Connecticut’s first cat cafe is a step closer to opening in Westville Village center now that the Board of Zoning Appeals granted its owners a special exception Tuesday night.
Mew Haven Cat Cafe owners Michael and Angela Pullo were given that green light after a short public hearing at 200 Orange St., where those in favor of the first-of-its-kind venture for the state and the city showed their support.
The couple gathered approximately 1,000 signatures in support of opening their hybrid coffee shop/cat shelter at 904 Whalley Ave. No one testified in opposition of the cafe.
The Pullos already have a separate takeout coffee shop. Now they will move forward with building out the storefront, which was for many years an optician’s office and formerly a campaign headquarters for Mayor Toni Harp, to add more space for the 12 cats that will call the space home until they are adopted. (Read more about the cat cafe here and here.)
“We’re really excited to help cats get adopted,” Angela Pullo told board members Tuesday. The cats will come from a shelter in North Haven called The Animal Haven, which will handle the adoptions. They’re expected to be on site when the expanded storefront opens sometime in August.
Thea Buxbaum, who represented 904 Whalley owner ArLow LLC, said people love cats and she can envision people relaxing with the cats before and after work. Though she’s allergic to cats, she’s willing to take allergy medications to hang out with the cats, she said.
She said the cat cafe “is one of those creative uses that you would want cities to have and cities to have bragging rights for because it’s just unique enough and quirky enough that it gets people attention.”
Steve Fontana, a city deputy director of economic development, said he’d had the chance to check out a cat cafe in Charleston, S.C. in January.

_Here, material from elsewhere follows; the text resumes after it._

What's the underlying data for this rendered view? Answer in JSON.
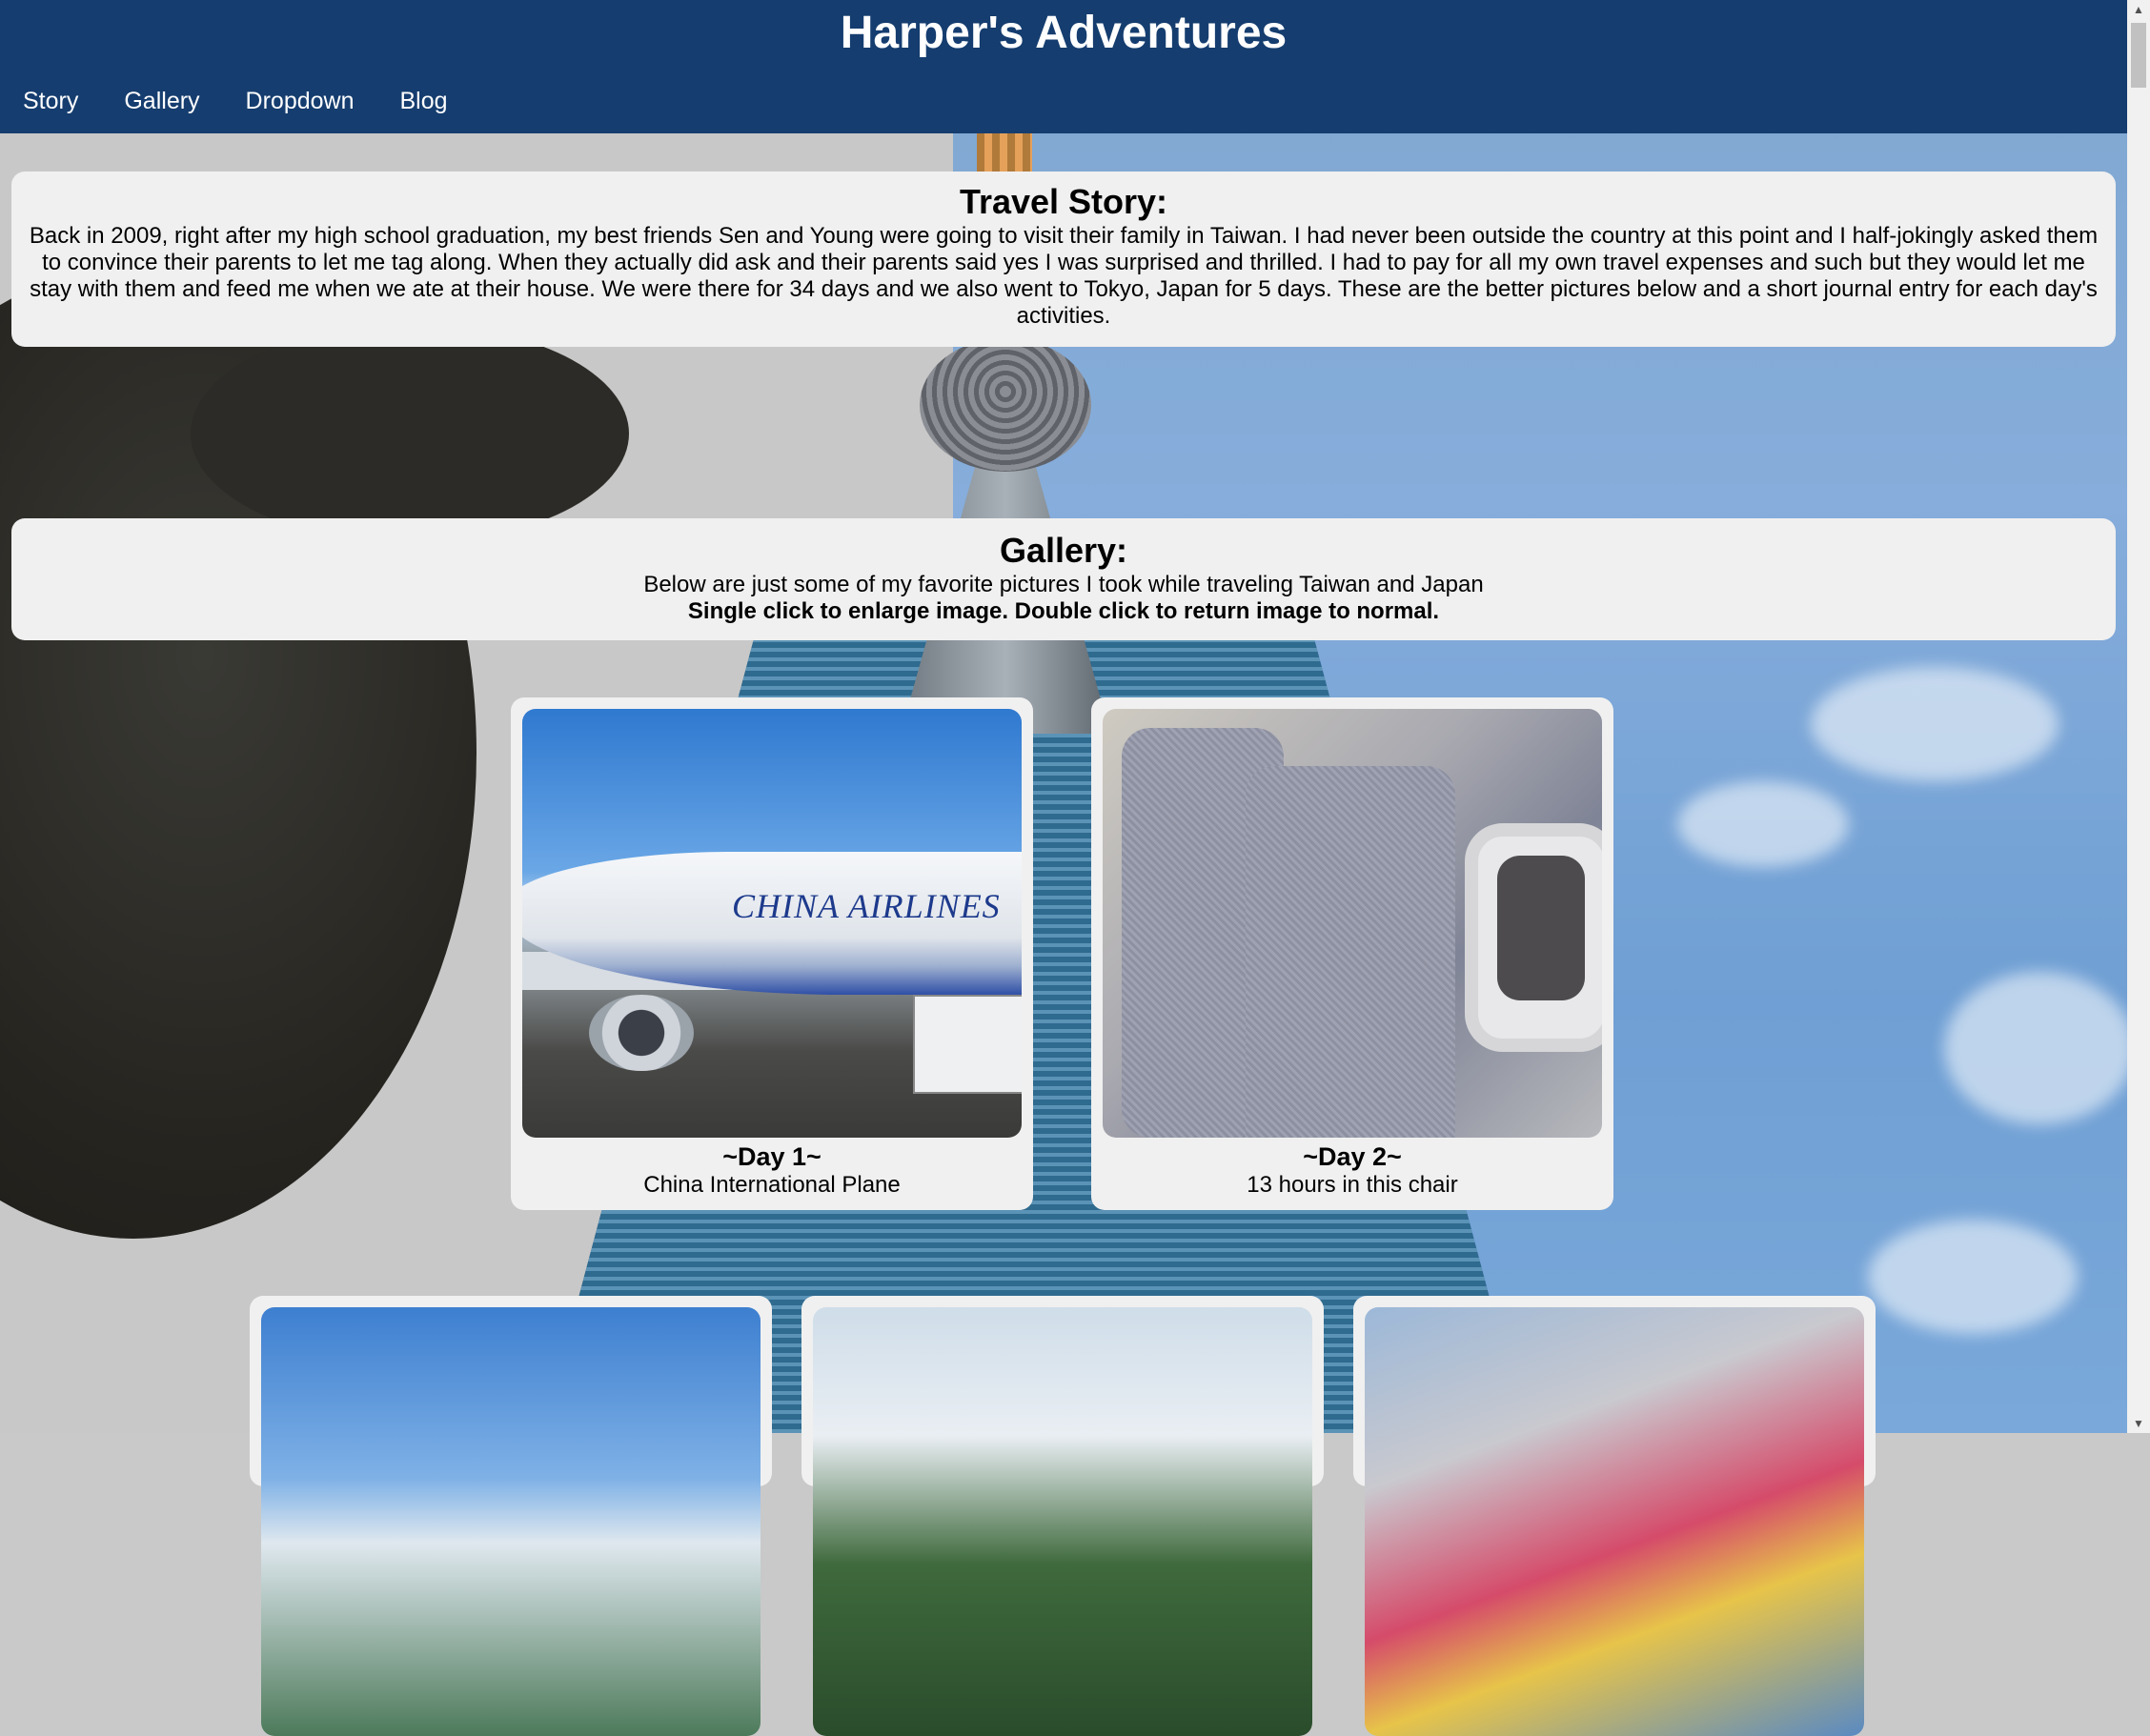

He came away impressed.
“I think this is something that really is spreading across the country,” he said. “What I find really neat about this ... is they said they did a lot of research and when they looked at Connecticut there was only one place they thought this could work. And they decided on New Haven.

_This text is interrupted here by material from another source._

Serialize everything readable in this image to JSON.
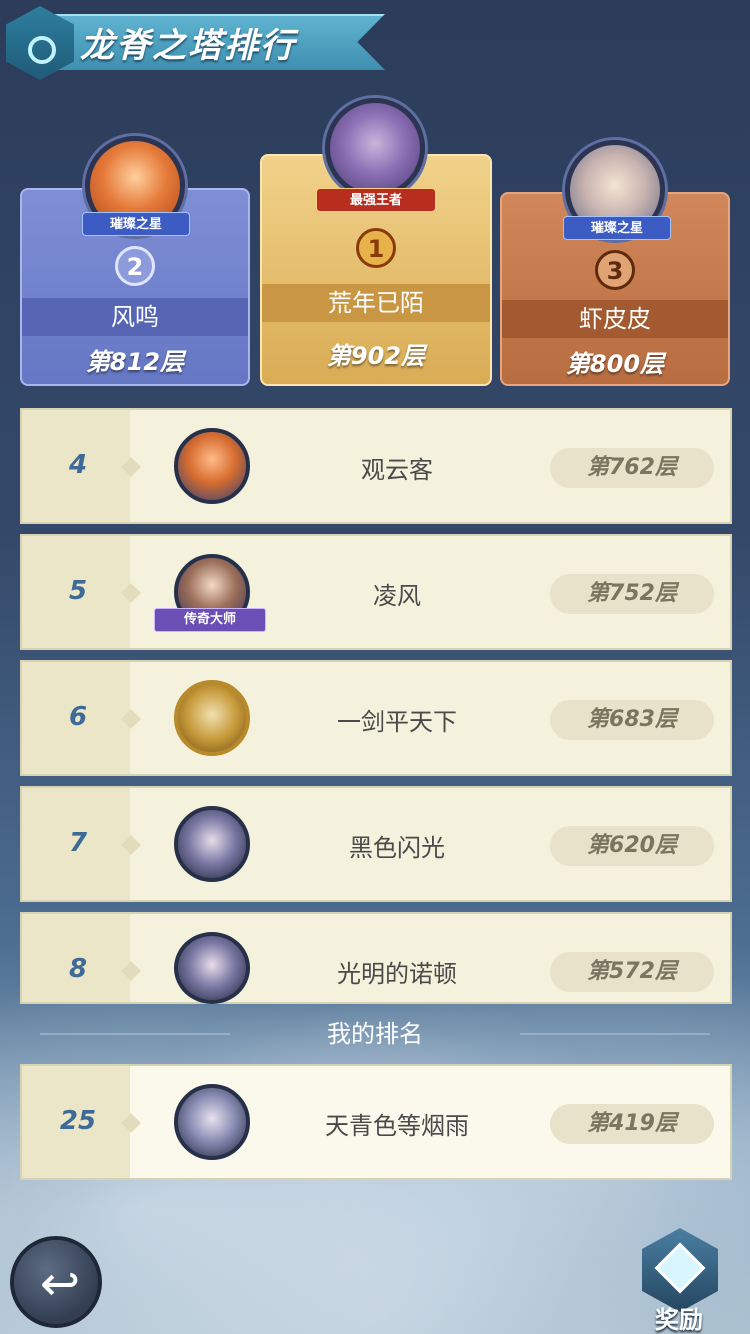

“We pride ourselves on doing things first and the best,” he added. “I think that this is a unique idea and I applaud them for embracing New Haven and the shelter in my hometown of North Haven.”
Mew Haven’s request for a special exception to operate was the first test of the new zoning regulations for the Westville Village District, which were created through a two-year project spearheaded by the Westville Renaissance Alliance (WVRA) in collaboration with the Yale Law School Community and Economic Development Clinic. The new zoning rules were designed to attract denser, less car-dependent development.
“The whole neighborhood is excited about this,” Lizzy Donius, of WVRA, said. “We can’t wait for the cats to come.”
Yale Heads To City Plan
The BZA also heard a request from Yale University Tuesday for a special exception for parking requirements for a retail space next door to the new L.L. Bean store on 272-310 Elm St. The board will decide in September whether to grant that request after it receives a recommendation from the City Plan Commission.
Yale needs a special exception because of a modification of the design of the new building in the Broadway shopping district that changed the use for approximately 690 gross square feet of additional space on the second floor. (Read more here.)
The university had previously been granted an exception that allowed it to have zero onsite parking where originally 101 spaces would have been required. Parking requirements have since been amended by the city and the new standard requires 50 spaces. The change of use would require an additional two parking spaces and the university needs relief to provide no additional parking spaces.